Chronic loneliness is something a lot of people deal with. This meaning young people as well as elderly people, it’s not something isolated to any one age group.
Loneliness on a chronic level is a very serious problem and could essentially be shaving years off of a person’s life depending on how they respond to it. The lonelier you are the more you’re going to go downhill in regards to your health, or so that’s how it seems. According to Keck Medicine of USC, it is actually a scientific fact that lonely people die younger than those who are not what you’d consider ‘lonely.’ It all for the most part seems to be some kind of ‘mind-body connection’ related issue.
Keck Medicine of USC wrote as follows going over this topic and breaking things down a bit:
This mental health problem has been shown to translate into physical health. A well-known review of research found that loneliness (the feeling of being lonely), social isolation and living alone were risk factors for early mortality, with an increased likelihood of death ranging from 26% to 32%. Some estimates say that loneliness is a greater risk factor for premature mortality than obesity and is comparable to the risk of smoking.
Some research indicates that loneliness is associated with an increased risk of heart attack, Alzheimer’s disease and high blood pressure. But, how? Some researchers say our body’s physiological response to loneliness is based in evolution. Humans are simply built to survive in groups. Some research has even shown that married people live longer.
There is a reason why we crave connections with other people, whether we are introverted or not we still need to be able to spend time with others on some level. Loneliness is something a lot of people consider as being a silent or little-known epidemic across the globe and honestly, I agree with that wholeheartedly. If you’ve ever been lonely, you know how painful it can be and how bad it makes you feel overall.
Actually, a study published back in 2015 showed that loneliness on some level could be seen as a predictive of death. People who happened to be under the age of 65 who were overly lonely seem to be much more at risk of dying sooner than those who are not lonely overall. I know, it might sound odd but it’s worth being aware of.
The abstract of that specific study goes as follows and can be found under the title ‘Loneliness and Social Isolation as Risk Factors for Mortality: A Meta-Analytic Review’:
Actual and perceived social isolation are both associated with increased risk for early mortality. In this meta-analytic review, our objective is to establish the overall and relative magnitude of social isolation and loneliness and to examine possible moderators. We conducted a literature search of studies (January 1980 to February 2014) using MEDLINE, CINAHL, PsycINFO, Social Work Abstracts, and Google Scholar. The included studies provided quantitative data on mortality as affected by loneliness, social isolation, or living alone. Across studies in which several possible confounds were statistically controlled for, the weighted average effect sizes were as follows: social isolation odds ratio (OR) = 1.29, loneliness OR = 1.26, and living alone OR = 1.32, corresponding to an average of 29%, 26%, and 32% increased likelihood of mortality, respectively. We found no differences between measures of objective and subjective social isolation. Results remain consistent across gender, length of follow-up, and world region, but initial health status has an influence on the findings. Results also differ across participant age, with social deficits being more predictive of death in samples with an average age younger than 65 years. Overall, the influence of both objective and subjective social isolation on risk for mortality is comparable with well-established risk factors for mortality.
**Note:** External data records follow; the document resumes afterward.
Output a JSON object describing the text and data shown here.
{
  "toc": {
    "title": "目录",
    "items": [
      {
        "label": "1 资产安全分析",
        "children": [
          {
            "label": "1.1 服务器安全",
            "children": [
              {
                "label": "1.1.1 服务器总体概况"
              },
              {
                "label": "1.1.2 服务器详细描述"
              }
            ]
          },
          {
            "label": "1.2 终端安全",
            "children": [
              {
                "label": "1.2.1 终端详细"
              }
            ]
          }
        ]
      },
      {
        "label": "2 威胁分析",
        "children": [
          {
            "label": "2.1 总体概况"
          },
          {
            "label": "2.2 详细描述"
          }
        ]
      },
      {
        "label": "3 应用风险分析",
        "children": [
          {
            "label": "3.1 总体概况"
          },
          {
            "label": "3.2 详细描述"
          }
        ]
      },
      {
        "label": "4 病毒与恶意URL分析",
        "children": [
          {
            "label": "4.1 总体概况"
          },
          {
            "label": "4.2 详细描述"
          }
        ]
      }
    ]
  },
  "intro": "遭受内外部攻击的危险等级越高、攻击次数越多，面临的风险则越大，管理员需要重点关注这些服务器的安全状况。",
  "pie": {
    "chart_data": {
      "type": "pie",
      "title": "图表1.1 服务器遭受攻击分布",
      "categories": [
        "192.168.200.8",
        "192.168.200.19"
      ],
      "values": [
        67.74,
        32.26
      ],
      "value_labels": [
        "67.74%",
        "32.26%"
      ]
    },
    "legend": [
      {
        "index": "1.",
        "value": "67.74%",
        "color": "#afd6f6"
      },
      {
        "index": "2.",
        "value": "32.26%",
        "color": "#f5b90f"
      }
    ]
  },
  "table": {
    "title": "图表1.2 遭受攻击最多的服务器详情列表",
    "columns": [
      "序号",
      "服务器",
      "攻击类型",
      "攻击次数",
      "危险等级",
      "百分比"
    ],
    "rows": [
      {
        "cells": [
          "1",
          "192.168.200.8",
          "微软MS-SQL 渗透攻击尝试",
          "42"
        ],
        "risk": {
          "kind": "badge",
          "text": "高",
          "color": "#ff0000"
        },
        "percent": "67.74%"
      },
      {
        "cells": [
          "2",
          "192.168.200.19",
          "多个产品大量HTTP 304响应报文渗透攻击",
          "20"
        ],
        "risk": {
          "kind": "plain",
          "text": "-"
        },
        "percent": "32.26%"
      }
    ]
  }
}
All of this having been said, we cannot say for certain that loneliness in itself kills or that it causes people to lose their lives, however, it does seem to contribute to an overall decline. If you’ve ever talked to someone who was in a nursing home or something along those lines that didn’t have anyone to visit with them, you will know just how damaging being lonely can be. Loneliness should not be taken as lightly as most act as though it should. To learn more about this topic take a look at the video below, it’s well worth diving into.